Mara Pistellato, DAIS
Among structured light strategies, the ones based on phase shift are considered to be the most adaptive with respect to the features of the objects to be captured. Inter alia, the theoretical invariance to signal strength and the absence of discontinuities in intensity, make phase shift an ideal candidate to deal with complex surfaces of unknown geometry, color and texture. However, in practical scenarios, unexpected artifacts could still result due to the characteristics of real cameras. This is the case, for instance, with high contrast areas resulting from abrupt changes in the albedo of the captured objects. In fact, the not negligible size of pixels and the presence of blur can produce a mix of signal integration from adjacent areas with different albedo. This, in turn, would result in a bias in the phase recovery and, consequentially, in an inaccurate 3D reconstruction of the surface.
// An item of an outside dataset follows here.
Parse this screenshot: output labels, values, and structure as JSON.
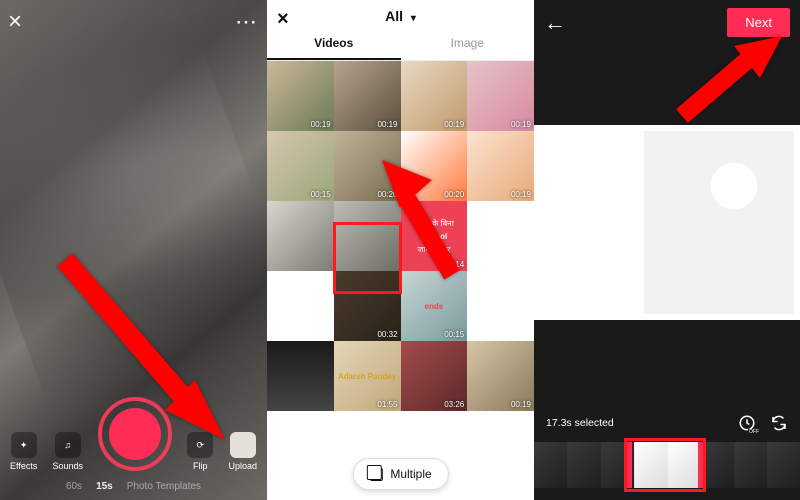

While this problem affects most structure light methods based on phase shift or d erived techniques, little effort has been put in addressing it. In this seminar we propose a model for the phase corruption and a theoretically sound correction step to be adopted to compensate the bias. The practical effectiveness of the approach is well demonstrated by a complete set of experimental evaluations.